Scotland has today introduced a minimum unit price for alcohol – the first country in the world to do so.
Retailers must now ensure a unit of alcohol is not priced below 50p, in a government bid to reduce the high number of alcohol-related deaths in the country each year.
It means a standard 750ml 13% bottle of wine cannot be sold for less than £4.88, a 700ml 40% bottle of whisky for £14 and two litres of 5% cider for £5.
The Scottish government has warned retailers there will be no period of grace and that if rules are broken licences could be removed.
Twenty-two people die from alcohol related illnesses in Scotland every single week – a problem which costs Scotland’s health system more than £3bn annually.
First Minister Nicola Sturgeon told Sky News the new law should save lives.
“Over the first five years of this policy the estimate is that several hundred fewer deaths from alcohol will be recorded and we will reduce admissions to hospital,” she said.
“These are statistics, but every single one of these statistics is a human being, with a family, with friends, with a life and if we can save these lives this is a policy definitely worth pursuing.”
In total there were 7,327 alcohol specific deaths across the UK in 2016.
Scotland has the highest number of deaths for its population compared to any other part of the UK.
In the same year there were 30.9 male deaths related to alcohol for every 100,000 men in Scotland.
In Northern Ireland the rate is 22.2, while England and Wales combined is 14.6 – around half the rate of Scotland.
Catherine Calderwood, Chief Medical Officer for Scotland, said there are a number of factors behind the high number of alcohol related deaths in the country.
“We have a real problem with our relationship with alcohol in Scotland,” she told Sky News.
“Alcohol misuse causes 700 admissions to the NHS in Scotland and 22 deaths.
“This measure will reduce those deaths.
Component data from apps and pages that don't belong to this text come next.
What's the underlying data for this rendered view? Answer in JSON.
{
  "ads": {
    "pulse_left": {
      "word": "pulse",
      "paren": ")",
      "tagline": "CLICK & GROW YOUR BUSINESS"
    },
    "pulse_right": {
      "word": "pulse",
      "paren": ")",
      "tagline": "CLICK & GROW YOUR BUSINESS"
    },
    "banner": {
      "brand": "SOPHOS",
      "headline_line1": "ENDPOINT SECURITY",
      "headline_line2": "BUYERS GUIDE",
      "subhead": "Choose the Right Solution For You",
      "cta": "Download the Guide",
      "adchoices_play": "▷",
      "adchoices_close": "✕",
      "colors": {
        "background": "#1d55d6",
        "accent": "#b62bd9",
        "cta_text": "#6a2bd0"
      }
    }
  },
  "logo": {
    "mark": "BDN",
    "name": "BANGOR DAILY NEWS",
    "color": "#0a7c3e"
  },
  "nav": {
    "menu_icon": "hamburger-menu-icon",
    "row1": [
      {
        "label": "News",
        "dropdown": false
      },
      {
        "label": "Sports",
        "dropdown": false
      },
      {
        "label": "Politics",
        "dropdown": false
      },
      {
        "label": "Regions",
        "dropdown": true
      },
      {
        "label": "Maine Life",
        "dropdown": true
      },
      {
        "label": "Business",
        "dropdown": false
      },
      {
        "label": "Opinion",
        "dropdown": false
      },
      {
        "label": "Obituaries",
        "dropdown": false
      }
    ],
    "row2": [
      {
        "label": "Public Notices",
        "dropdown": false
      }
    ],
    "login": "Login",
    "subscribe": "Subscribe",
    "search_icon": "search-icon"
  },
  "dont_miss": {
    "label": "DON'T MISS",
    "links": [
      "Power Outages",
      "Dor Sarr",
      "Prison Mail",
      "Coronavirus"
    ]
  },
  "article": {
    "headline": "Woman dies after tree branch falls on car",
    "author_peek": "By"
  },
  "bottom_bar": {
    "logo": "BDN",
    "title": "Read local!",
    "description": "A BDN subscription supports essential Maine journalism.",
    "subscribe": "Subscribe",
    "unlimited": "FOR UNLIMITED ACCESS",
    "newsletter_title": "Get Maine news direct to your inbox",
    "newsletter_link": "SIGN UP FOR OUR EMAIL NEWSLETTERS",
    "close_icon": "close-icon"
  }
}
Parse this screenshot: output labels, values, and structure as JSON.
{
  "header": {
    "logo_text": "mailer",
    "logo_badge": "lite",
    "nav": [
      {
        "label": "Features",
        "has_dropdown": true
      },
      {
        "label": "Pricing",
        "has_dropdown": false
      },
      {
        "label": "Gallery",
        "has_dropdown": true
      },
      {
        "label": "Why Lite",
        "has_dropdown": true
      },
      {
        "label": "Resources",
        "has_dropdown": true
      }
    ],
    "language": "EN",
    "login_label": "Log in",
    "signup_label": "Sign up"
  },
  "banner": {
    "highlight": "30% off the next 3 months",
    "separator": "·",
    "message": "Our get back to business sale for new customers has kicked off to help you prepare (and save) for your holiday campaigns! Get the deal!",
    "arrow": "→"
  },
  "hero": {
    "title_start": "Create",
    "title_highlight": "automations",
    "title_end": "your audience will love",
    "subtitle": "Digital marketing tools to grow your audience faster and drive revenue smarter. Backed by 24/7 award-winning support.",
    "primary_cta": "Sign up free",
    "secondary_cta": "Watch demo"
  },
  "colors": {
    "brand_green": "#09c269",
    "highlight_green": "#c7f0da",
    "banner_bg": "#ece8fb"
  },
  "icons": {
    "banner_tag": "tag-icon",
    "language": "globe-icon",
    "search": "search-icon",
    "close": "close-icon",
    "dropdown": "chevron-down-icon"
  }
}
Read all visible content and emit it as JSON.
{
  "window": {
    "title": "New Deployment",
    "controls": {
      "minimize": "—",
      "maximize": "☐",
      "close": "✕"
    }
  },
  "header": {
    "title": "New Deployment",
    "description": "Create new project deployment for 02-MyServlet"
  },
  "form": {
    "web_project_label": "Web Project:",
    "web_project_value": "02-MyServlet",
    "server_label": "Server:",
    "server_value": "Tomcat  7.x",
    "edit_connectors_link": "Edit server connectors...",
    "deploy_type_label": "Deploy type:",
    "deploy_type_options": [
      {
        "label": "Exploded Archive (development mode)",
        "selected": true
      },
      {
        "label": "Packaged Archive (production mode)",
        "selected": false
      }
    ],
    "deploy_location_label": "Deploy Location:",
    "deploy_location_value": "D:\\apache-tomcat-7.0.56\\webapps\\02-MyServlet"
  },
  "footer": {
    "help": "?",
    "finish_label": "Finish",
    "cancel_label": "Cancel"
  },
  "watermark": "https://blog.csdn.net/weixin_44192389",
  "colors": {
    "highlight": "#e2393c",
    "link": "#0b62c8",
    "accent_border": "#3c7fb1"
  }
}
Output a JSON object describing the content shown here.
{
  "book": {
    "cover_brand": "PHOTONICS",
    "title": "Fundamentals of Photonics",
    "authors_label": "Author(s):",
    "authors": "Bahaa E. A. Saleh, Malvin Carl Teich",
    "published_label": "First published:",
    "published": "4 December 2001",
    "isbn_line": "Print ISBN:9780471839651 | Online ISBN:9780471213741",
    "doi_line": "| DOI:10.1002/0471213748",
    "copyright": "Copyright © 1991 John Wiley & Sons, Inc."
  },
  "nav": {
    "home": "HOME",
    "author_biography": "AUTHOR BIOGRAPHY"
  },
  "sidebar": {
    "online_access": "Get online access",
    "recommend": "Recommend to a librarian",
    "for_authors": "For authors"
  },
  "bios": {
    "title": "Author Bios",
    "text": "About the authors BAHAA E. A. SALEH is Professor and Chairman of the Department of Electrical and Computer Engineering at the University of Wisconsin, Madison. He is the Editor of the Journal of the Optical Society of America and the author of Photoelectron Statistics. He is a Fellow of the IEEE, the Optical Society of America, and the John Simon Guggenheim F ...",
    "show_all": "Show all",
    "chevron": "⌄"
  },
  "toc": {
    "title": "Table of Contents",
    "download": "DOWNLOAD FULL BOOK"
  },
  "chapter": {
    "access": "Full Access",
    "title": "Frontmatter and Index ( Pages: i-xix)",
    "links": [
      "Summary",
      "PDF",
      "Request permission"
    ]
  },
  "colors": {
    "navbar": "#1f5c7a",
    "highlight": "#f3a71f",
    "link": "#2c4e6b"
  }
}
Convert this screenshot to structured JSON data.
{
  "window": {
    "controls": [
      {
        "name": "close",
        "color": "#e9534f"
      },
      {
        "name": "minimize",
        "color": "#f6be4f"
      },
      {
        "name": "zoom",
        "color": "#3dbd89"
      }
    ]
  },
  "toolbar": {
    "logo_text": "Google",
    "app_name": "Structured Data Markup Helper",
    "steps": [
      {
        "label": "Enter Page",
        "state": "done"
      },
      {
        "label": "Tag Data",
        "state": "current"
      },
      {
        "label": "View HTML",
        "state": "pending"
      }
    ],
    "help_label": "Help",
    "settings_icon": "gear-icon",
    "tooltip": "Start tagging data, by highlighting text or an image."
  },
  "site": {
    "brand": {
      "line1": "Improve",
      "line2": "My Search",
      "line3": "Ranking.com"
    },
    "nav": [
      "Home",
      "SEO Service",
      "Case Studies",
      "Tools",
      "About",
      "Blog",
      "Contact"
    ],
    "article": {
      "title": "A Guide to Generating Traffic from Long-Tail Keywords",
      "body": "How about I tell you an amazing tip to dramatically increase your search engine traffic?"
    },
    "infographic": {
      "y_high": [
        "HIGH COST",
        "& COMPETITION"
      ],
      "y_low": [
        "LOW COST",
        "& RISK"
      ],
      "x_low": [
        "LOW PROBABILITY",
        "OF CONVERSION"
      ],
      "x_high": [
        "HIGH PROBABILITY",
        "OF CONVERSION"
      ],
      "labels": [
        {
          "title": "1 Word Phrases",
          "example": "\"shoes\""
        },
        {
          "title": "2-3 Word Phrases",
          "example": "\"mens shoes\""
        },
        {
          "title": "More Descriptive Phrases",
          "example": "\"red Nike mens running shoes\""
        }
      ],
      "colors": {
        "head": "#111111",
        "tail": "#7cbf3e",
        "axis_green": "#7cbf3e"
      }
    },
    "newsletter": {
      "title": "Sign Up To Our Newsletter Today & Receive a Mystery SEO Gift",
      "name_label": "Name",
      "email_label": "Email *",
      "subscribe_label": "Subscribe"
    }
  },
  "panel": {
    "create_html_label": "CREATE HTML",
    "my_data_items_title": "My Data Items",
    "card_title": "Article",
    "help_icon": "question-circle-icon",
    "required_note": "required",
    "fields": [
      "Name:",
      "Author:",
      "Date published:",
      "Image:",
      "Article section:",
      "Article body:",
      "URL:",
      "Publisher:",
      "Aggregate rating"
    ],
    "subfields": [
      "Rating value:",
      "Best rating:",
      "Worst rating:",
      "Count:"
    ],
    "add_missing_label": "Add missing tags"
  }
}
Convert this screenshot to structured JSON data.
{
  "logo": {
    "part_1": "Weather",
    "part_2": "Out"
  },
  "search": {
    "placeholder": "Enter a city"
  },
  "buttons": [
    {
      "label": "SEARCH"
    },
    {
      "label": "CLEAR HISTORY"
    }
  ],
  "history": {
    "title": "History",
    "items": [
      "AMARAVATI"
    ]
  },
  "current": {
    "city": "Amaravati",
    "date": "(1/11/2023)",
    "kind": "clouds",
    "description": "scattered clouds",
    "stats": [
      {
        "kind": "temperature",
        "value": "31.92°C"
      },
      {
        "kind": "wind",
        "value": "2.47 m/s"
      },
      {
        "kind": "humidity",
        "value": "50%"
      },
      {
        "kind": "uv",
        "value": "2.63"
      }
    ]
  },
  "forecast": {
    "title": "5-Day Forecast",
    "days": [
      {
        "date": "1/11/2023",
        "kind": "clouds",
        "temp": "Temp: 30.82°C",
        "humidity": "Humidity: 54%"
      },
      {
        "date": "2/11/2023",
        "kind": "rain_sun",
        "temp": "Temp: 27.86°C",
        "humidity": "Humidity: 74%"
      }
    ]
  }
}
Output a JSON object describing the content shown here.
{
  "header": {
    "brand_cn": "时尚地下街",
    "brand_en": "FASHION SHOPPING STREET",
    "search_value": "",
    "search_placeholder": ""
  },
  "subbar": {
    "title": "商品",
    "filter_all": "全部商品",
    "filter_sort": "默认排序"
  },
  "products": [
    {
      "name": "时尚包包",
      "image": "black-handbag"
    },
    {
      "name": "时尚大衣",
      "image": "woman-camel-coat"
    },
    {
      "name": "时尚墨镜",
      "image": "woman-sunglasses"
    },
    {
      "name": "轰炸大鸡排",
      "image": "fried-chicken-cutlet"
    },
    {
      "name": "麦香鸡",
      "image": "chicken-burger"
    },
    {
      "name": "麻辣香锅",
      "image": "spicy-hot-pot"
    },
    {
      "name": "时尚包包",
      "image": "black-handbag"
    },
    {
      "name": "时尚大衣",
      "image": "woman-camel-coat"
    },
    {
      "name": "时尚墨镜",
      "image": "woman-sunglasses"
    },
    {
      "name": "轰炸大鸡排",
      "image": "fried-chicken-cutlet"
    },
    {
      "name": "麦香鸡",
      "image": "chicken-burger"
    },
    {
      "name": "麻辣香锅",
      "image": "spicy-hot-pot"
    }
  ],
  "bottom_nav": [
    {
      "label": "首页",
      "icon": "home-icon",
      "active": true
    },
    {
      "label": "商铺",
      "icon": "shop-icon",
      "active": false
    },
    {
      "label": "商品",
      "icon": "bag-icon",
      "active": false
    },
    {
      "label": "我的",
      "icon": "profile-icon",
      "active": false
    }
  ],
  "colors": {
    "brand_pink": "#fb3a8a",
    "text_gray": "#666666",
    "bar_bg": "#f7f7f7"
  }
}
Within the first year we will have 60 less deaths.
“Experts tell us the price of alcohol, the availability of alcohol and the attractiveness of alcohol are all what influence on people’s consumption.”
There are already plans to introduce minimum alcohol pricing in Wales and Northern Ireland, while in England the Home Office says the policy will continue to remain under review “pending the impact of its implementation in Scotland”.
But Richard Piper, CEO of Alcohol Research UK, says there is enough evidence for the same rule to be introduced in England now.
He said: “We think there is enough evidence for the Government to bring it in in England, it’s being brought in in Wales, we know that the plan’s afoot in Northern Ireland and it’s already happening as we know in Scotland, so England looks like an outlier.”
But support for the policy is not unanimous.
The Scotch Whisky Association (SWA) appealed against it, saying the plan conflicted with EU trade rules, something the Supreme Court disagreed with.
Scotch whisky accounts for about 20% of all UK food and drink exports, the SWA said.
A spokesman said: “The Scotch Whisky industry has worked cooperatively with the Scottish Government on the implementation of minimum unit pricing, which we hope will be smooth.
“In parallel, we continue to work in partnership with a range of stakeholders to promote responsible drinking and to tackle alcohol-related harm.
“We agree with the Scottish Government that there needs to be an objective, independent and robust assessment of the impact of minimum unit pricing. That should include assessing the impact on trade.”